The Tai Nüa numerals are similar to Myanmar numerals; they are in fact unified with Myanmar's numerals in Unicode (U+1040-U+1049) despite some glyph variations.
The transcription below is given according to the Unicode tables.
Vowels and diphthongs
Consonants that are not followed by a vowel letter are pronounced with the inherent vowel [a]. Other vowels are indicated with the following letters:
Diphthongs are formed by combining some vowel letters with the consonant ᥝ [w] and some vowel letters with ᥭ [ai]/[j].
In the Thai and Tai Lü writing systems, the tone value in the pronunciation of a written syllable depends on the tone class of the initial consonant, vowel length and syllable structure. In contrast, the Tai Nüa writing system has a very straightforward spelling of tones, with one letter (or diacritic) for each tone. The first tone is not marked.
Examples in the table show the syllable [ta] in different tones, in old (1956) and new (1988) spellings.
Tai Nüa has official status in some parts of Yunnan (China), where it is used on signs and in education. Yunnan People's Radio Station (Yúnnán rénmín guǎngbō diàntái 云南人民广播电台) broadcasts in Tai Nüa. On the other hand, however, very little printed material is published in Tai Nüa in China. However, many signs of roads and stores in Mangshi are in Tai Nüa.
In Thailand, a collection of 108 proverbs was published with translations into Thai and English.
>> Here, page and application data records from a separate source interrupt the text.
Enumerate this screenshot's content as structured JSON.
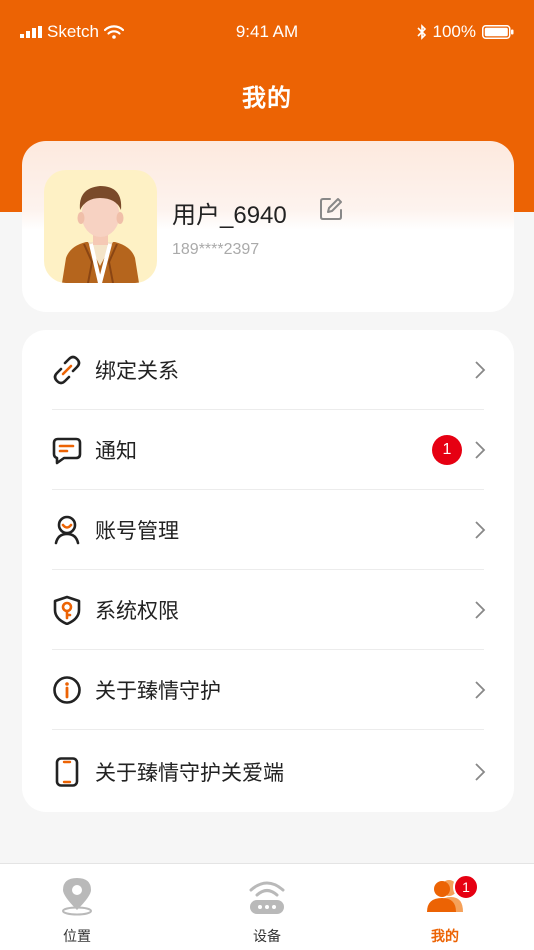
{
  "status_bar": {
    "carrier": "Sketch",
    "time": "9:41 AM",
    "battery": "100%"
  },
  "header": {
    "title": "我的"
  },
  "profile": {
    "username": "用户_6940",
    "phone": "189****2397"
  },
  "menu": {
    "items": [
      {
        "label": "绑定关系",
        "icon": "link-icon"
      },
      {
        "label": "通知",
        "icon": "message-icon",
        "badge": "1"
      },
      {
        "label": "账号管理",
        "icon": "account-icon"
      },
      {
        "label": "系统权限",
        "icon": "shield-key-icon"
      },
      {
        "label": "关于臻情守护",
        "icon": "info-icon"
      },
      {
        "label": "关于臻情守护关爱端",
        "icon": "phone-icon"
      }
    ]
  },
  "tabbar": {
    "tabs": [
      {
        "label": "位置",
        "icon": "location-pin-icon"
      },
      {
        "label": "设备",
        "icon": "device-icon"
      },
      {
        "label": "我的",
        "icon": "user-group-icon",
        "badge": "1",
        "active": true
      }
    ]
  },
  "colors": {
    "accent": "#ec6304",
    "badge": "#e60012",
    "background": "#f6f6f6"
  }
}
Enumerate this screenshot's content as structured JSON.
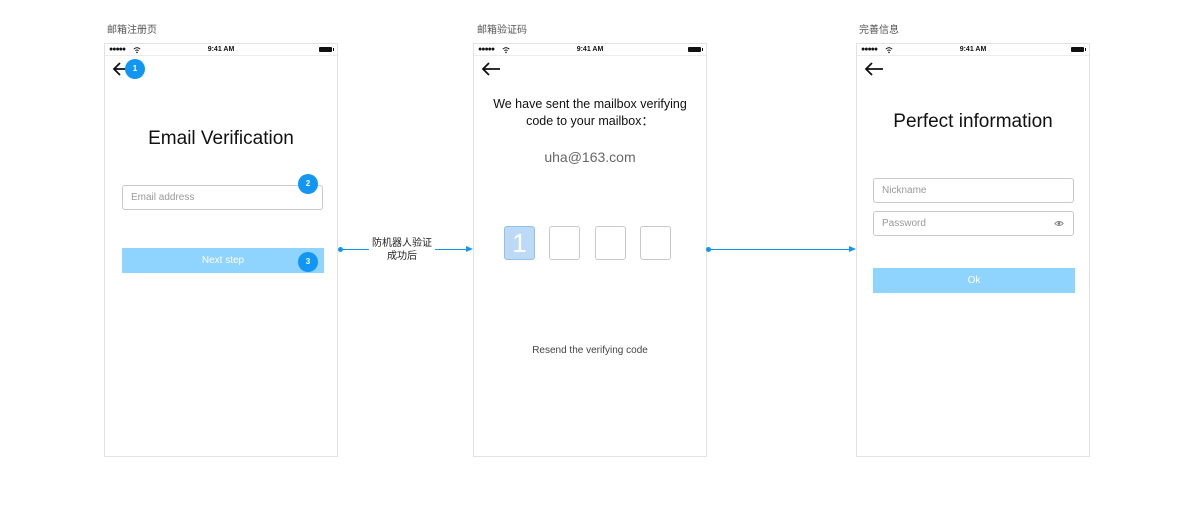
{
  "status_bar": {
    "signal": "●●●●●",
    "time": "9:41 AM"
  },
  "screens": [
    {
      "title": "邮箱注册页",
      "heading": "Email Verification",
      "email_placeholder": "Email address",
      "next_label": "Next step",
      "badges": [
        "1",
        "2",
        "3"
      ]
    },
    {
      "title": "邮箱验证码",
      "message_line1": "We have sent the mailbox verifying",
      "message_line2": "code to your mailbox：",
      "email": "uha@163.com",
      "code_digits": [
        "1",
        "",
        "",
        ""
      ],
      "resend_label": "Resend the verifying code"
    },
    {
      "title": "完善信息",
      "heading": "Perfect information",
      "nickname_placeholder": "Nickname",
      "password_placeholder": "Password",
      "ok_label": "Ok"
    }
  ],
  "flow": {
    "label_line1": "防机器人验证",
    "label_line2": "成功后"
  },
  "colors": {
    "accent": "#1296f3",
    "button": "#8fd3ff",
    "code_filled": "#bcd9f5"
  },
  "icons": [
    "back-arrow-icon",
    "wifi-icon",
    "battery-icon",
    "eye-icon"
  ]
}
- Tai Nüa at Ethnologue (18th ed., 2015)
Tai Long at Ethnologue (18th ed., 2015)
- Nordhoff, Sebastian; Hammarström, Harald; Forkel, Robert; Haspelmath, Martin, eds. (2013). "Tai Nua". Glottolog. Leipzig: Max Planck Institute for Evolutionary Anthropology.
- Nordhoff, Sebastian; Hammarström, Harald; Forkel, Robert; Haspelmath, Martin, eds. (2013). "Tai Long". Glottolog. Leipzig: Max Planck Institute for Evolutionary Anthropology.
- Thawi Swangpanyangkoon and Edward Robinson. 1994. (2537 Thai). Dehong Tai proverbs. Sathaban Thai Suksa, Chulalankorn Mahawitayalai.
- Luo Yongxian. 1998. A dictionary of Dehong, Southwest China. Pacific Linguistics Series C, no. 145. Canberra: Pacific Linguistics.
- Roong-a-roon Teekhachunhatean รุ่งอรุณ ทีฆชุณหเถียร: Reflections on Tai Dehong Society from Language Point of View. In: Journal of Language and Linguistics 18.2 (January–June 2000), pp. 71–82.
- Zhōu Yàowén 周耀文, Fāng Bólóng 方伯龙, Mèng Zūnxiàn 孟尊贤: Déhóng Dǎiwén 德宏傣文 (Dehong Dai). In: Mínzú yǔwén 《民族语文》 1981.3.
- Zhou Yaowen, Luo Meizhen / 周耀文, 罗美珍. 2001. 傣语方言硏究 : 语音, 词汇, 文字 / Dai yu fang yan yan jiu: yu yin, ci hui, wen zi. Beijing: 民族出版社 / Min zu chu ban she.
- Zhāng Gōngjǐn 张公瑾: Dǎiwén jí qí wénxiàn 傣文及其文献 (The Dai language and Dai documents). In: Zhōngguóshǐ yánjiū dòngtài 《中国史研究动态》 1981.6.
- Neua (Na) in Yunnan (PRC) and the LPDR: a minority and a "non-minority" in the Chinese and Lao political systems, Jean A. Berlie, School of Oriental and African Studies editor, University of London, London, United Kingdom 1993.
|Tai Nüa language test of Wikipedia at Wikimedia Incubator|
- Tai Dehong
- Dehong Daiwen jianjie ji zifuji 德宏傣文简介及字符集 (Introduction to Dehong Dai with examples; in Chinese)
- Daiyu, Daiwen 傣语、傣文 (in Chinese)
- Yunnan sheng yuyan wenzi wang 云南省语言文字网 (Yunnan province language and writing web; in Chinese)
- Neua (Na) in Yunnan ([PRC) and the LPDR: a minority and a "non-minority" in the Chinese and Lao political systems, Jean A. Berlie, School of Oriental and African Studies editor, University of London, London, United Kingdom, published in 1993.